[WORK ORDER] Below are the records; work out how many lines among them contain "date", and write nothing besides that number.
--- THE RECORDS Enclosed Below ---
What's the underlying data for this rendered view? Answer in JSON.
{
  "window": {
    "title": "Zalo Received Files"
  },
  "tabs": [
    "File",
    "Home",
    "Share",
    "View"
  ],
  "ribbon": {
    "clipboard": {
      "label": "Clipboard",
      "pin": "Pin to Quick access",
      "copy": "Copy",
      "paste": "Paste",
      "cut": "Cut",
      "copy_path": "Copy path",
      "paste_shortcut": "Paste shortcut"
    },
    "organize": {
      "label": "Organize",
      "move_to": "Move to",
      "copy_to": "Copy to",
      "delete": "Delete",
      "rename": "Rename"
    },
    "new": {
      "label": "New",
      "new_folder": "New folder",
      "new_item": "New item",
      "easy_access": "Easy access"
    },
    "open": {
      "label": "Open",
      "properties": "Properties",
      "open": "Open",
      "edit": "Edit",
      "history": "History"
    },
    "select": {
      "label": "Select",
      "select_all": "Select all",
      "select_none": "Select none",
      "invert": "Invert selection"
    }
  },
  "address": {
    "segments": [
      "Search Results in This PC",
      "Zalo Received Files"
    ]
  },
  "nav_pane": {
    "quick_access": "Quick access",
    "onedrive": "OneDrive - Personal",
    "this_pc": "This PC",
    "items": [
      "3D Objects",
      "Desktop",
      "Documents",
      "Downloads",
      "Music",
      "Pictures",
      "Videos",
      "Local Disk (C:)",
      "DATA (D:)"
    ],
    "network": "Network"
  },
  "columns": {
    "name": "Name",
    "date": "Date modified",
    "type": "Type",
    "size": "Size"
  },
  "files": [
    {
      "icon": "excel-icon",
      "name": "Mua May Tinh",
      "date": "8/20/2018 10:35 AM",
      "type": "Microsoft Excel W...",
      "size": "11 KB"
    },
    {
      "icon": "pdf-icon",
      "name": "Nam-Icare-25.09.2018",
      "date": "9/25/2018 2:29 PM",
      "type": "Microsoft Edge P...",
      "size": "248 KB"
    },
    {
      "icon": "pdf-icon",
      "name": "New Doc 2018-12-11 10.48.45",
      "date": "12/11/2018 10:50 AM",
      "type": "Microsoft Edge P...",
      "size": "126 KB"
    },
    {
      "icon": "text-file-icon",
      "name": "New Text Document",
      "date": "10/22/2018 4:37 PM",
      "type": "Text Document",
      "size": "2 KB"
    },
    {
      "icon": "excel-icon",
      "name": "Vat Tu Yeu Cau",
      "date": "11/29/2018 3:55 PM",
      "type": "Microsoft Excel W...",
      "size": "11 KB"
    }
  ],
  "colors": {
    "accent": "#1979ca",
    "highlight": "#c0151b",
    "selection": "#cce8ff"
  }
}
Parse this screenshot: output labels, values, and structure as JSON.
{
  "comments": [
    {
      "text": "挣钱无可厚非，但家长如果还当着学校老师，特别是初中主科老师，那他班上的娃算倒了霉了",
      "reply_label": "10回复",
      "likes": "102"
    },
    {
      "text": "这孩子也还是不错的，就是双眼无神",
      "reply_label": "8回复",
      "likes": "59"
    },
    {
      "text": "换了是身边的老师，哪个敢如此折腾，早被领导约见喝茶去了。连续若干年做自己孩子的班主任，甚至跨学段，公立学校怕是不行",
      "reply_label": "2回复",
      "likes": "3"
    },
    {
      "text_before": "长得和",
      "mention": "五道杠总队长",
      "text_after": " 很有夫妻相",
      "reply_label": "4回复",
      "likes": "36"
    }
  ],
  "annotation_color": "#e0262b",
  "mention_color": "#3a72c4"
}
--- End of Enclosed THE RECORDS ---
[WRITTEN REPLY] 6